To make a marginally exciting night complete, I scan the headlines while eating a ham sandwich. Some people might say: “How nice. He has comfort food before going to sleep.”
The idea of eating “comfort food” makes me feel as if I’m getting soft. Even if I am, I don’t want to expire with half a pot pie and an uneaten cookie sitting on my desk beside a cup of hot chocolate. Although I’m not sure of the exact definition of “comfort food,” I hope ham sandwiches don’t qualify. Ham sandwiches are, shall we say, manlier.
Eating one reminds me of my youth, when I played football. When my team won, I would go home and prepare a ham and tomato sandwich as a treat for performing well on the gridiron. That would be followed with an orange soda, but not just any orange soda. It had to be an “Orange Crush.”
My team wore orange jerseys, so we called ourselves the “Orange Crush.” This was long before the 1970s Denver Broncos gave their defense the same name.
The point is: I like to recall the days when I could run the length of a football field without having a coronary. Eating a ham sandwich with an Orange Crush helps me do that quite nicely, especially when I’m sitting in a comfy chair in front of a computer, mindlessly surfing the Internet.
I better get back to the real point of this column before my editor accuses me of adding fluff to make the word count.
So last week, smack in the middle of a perfectly good ham sandwich, I experienced a bit of an epiphany. I was reading about “cultural movements.” Not that culture actually goes anywhere, but it does change, and the literati call the changes “movements.”
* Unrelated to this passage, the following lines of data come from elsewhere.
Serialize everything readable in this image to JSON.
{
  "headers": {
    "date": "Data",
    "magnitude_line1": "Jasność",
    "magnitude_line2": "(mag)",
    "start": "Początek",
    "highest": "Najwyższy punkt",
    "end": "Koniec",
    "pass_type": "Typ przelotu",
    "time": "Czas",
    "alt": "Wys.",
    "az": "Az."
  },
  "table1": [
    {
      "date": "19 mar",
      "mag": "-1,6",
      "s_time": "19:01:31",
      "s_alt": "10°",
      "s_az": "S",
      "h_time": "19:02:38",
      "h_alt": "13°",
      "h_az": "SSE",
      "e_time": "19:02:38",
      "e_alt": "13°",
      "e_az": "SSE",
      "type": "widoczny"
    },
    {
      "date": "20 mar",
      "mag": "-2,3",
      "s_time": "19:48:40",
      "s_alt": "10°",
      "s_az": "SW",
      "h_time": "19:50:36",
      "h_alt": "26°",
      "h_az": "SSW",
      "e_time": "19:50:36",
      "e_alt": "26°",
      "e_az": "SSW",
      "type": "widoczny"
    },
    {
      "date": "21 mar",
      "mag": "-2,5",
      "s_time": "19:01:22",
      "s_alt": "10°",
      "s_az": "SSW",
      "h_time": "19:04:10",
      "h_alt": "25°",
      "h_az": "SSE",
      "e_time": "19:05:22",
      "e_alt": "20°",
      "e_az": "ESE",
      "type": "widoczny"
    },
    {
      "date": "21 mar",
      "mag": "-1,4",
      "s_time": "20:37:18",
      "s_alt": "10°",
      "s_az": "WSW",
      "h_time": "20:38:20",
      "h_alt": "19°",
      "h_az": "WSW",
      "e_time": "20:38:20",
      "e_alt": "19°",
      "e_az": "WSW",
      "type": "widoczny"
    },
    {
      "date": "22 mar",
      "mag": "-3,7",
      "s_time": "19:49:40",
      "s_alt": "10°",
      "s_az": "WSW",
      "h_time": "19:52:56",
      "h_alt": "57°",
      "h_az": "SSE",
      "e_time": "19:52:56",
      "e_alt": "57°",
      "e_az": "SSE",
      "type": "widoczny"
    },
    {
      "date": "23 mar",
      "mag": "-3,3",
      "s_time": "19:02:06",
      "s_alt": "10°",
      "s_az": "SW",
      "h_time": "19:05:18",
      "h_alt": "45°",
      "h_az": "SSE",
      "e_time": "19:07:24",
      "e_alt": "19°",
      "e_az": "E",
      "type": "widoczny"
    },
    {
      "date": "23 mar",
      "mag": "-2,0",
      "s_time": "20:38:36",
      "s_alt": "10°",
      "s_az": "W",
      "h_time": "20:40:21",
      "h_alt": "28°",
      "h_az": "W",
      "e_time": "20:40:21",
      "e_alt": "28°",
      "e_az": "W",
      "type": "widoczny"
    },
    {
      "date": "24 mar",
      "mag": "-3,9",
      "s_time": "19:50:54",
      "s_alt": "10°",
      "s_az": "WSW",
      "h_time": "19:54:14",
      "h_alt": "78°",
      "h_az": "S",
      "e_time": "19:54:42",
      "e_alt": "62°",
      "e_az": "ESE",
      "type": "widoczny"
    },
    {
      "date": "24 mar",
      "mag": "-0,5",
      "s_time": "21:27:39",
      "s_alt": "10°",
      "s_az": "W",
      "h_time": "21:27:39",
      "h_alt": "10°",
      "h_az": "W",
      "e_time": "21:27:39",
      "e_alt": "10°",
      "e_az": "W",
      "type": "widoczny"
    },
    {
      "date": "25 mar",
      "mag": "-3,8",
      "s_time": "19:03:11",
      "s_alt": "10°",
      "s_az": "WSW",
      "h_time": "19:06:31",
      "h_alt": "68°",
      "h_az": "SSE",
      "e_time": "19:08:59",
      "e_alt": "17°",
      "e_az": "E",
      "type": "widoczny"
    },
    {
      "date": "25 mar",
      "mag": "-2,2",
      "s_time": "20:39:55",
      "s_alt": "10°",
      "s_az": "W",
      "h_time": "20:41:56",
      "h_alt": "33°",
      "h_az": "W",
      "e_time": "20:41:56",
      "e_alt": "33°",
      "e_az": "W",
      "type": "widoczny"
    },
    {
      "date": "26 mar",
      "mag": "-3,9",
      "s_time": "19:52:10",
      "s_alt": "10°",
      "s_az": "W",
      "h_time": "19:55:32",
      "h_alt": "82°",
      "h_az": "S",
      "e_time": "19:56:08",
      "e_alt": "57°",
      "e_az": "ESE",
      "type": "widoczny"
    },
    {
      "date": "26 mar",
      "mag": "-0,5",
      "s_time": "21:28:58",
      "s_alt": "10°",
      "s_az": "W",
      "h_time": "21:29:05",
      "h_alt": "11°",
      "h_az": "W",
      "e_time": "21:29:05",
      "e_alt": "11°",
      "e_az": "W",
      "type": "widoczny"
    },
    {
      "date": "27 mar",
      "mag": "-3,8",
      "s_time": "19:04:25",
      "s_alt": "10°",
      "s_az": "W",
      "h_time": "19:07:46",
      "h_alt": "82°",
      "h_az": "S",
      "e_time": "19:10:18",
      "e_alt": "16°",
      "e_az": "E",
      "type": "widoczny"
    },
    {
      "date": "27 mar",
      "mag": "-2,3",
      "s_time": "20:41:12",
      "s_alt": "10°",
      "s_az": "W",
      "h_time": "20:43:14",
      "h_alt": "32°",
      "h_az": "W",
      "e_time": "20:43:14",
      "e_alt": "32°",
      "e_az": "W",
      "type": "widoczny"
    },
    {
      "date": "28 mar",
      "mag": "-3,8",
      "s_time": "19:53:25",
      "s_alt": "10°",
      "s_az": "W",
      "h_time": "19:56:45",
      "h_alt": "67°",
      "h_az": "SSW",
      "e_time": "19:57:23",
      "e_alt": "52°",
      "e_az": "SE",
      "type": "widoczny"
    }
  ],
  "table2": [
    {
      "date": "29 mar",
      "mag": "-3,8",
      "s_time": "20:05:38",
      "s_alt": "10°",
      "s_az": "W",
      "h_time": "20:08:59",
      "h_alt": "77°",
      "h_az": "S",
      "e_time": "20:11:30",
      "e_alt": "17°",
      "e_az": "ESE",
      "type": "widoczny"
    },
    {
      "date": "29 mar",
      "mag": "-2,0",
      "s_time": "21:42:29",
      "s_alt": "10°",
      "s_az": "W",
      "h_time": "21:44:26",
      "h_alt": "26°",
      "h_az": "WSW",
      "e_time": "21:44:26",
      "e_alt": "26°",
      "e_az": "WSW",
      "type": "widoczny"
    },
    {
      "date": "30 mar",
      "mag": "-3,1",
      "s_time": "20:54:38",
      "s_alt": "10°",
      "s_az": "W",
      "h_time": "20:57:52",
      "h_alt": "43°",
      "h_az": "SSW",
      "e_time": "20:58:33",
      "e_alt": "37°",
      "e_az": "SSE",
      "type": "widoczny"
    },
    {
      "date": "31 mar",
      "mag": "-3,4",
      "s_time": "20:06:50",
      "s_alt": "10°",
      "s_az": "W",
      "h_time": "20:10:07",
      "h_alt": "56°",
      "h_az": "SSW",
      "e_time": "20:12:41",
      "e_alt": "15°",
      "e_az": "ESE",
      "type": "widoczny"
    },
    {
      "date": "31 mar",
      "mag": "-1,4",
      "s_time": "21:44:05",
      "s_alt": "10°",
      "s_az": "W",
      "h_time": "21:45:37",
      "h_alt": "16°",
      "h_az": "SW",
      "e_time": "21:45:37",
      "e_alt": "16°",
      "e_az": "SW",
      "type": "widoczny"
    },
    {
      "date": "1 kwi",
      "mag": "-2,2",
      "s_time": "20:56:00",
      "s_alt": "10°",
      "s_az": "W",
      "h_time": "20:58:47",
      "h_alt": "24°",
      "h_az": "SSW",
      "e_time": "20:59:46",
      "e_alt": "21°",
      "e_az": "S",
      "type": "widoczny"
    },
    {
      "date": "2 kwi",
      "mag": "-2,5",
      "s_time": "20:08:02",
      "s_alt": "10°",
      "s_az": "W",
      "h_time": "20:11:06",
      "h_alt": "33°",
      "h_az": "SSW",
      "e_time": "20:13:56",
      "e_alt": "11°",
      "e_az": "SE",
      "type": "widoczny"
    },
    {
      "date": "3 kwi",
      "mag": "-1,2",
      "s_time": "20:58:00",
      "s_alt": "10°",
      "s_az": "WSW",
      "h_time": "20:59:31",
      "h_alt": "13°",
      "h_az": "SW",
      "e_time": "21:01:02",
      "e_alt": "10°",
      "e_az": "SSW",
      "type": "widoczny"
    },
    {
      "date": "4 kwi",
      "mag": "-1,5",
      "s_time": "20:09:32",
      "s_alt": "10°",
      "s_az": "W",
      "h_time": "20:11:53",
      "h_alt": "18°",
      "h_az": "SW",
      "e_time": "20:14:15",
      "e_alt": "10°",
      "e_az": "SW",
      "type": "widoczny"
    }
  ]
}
During the early 1800s, the Industrial Revolution started in England and quickly spread throughout Europe and North America. The cultural movement that resulted from that era was Modernism, which enjoyed recognition from 1870 to the turn of the century.
Modernism introduced dramatic change. Philosophy, literature, art, architecture and music felt the impact of an unforeseen tide of revolutionary thought. Its societal influence affected every aspect of day-to-day existence, particularly in the western world.
According to the research, Modernists were the first to question the status quo. They did not exactly reject religion and authority. They rejected thinking that did not fit the direction of a modern, more progressive society. They felt that religion and government should keep up with the times.
Maybe my penchant for practicality stands in the way of wisdom, but I perceive the Industrial Revolution and modern thinking differently.
Without a doubt, during the last two centuries, the world has progressed technologically much faster than ever before. However, I do not always associate “progress” with “improvement.” When we were an agro-based society, we lived off the natural gifts of nature and worked to preserve the planet for all to enjoy in the future.
Invention completely changed that mindset. We abandoned agriculture for industry and the availability of convenience. As a society, our thinking changed from the goal of preservation to “life on this planet needs to get better, easier, faster.”
From the invention of the internal combustion engine and the ability to produce electricity, we began burning fossil fuels faster than they could ever be replenished.
Our dependency on manufactured power is nothing new. The results of that dependency, however, are frightening. Some children can’t do their arithmetic without a calculator. Many can only tell time by a digital watch.
When the power goes off and batteries can’t be recharged, we’ll be reduced to lives of squalor. A nation cannot run on generators.
Only a small percentage of our population knows how to live off the land. Most of us would have no idea how to live without electricity.
Our adversaries don’t have that problem. They do it every day. We have become imprisoned by our inventions.
That little epiphany took the joy out of my ham sandwich. Such is life in a system we can’t understand.